▶ _Exercise_
Which lines of the listing hold the string "JSON"? Copy those lines.
[[ Dataset entries, beginning ]]
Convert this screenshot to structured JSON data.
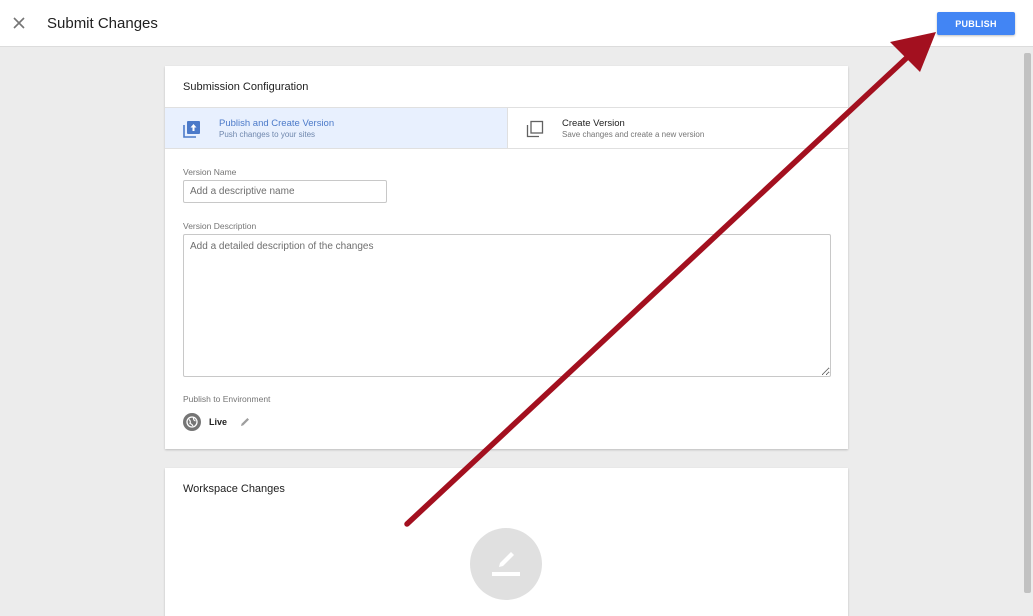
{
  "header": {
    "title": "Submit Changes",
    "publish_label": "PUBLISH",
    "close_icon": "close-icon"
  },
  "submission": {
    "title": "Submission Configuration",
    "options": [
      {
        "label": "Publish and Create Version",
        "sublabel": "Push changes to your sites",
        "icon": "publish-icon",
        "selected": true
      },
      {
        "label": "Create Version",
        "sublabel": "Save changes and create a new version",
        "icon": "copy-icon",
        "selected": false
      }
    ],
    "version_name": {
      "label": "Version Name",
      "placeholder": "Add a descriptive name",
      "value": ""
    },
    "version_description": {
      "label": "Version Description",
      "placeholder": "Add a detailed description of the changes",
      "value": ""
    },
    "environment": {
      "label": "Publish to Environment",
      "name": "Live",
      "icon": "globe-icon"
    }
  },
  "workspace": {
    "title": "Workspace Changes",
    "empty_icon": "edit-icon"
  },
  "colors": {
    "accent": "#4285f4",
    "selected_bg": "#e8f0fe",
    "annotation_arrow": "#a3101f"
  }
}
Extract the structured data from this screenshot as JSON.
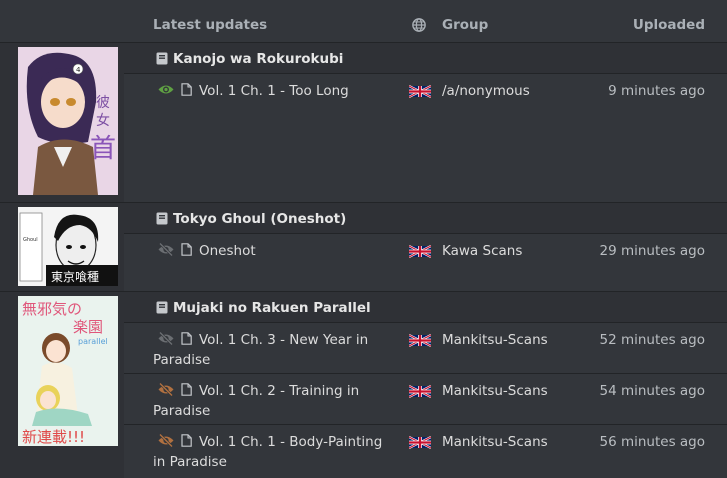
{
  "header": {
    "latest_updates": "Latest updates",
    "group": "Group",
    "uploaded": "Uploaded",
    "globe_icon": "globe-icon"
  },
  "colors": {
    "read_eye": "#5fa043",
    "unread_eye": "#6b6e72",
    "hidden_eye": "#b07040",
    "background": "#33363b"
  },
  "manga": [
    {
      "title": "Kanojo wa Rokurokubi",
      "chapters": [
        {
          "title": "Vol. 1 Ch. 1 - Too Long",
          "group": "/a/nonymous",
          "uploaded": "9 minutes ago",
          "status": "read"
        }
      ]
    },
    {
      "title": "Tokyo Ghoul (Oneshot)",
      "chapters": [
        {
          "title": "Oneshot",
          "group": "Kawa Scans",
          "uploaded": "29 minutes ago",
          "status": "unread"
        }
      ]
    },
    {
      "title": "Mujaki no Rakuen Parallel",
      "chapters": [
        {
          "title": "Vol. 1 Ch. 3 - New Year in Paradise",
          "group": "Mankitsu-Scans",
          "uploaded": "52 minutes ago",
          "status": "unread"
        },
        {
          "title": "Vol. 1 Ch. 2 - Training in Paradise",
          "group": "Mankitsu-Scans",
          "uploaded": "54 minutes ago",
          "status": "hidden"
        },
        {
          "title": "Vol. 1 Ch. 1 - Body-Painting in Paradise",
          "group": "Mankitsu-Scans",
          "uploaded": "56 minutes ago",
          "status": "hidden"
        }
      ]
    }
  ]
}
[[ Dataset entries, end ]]
▶ _Exercise result_
Convert this screenshot to structured JSON data.
Extract the structured data from this screenshot as JSON.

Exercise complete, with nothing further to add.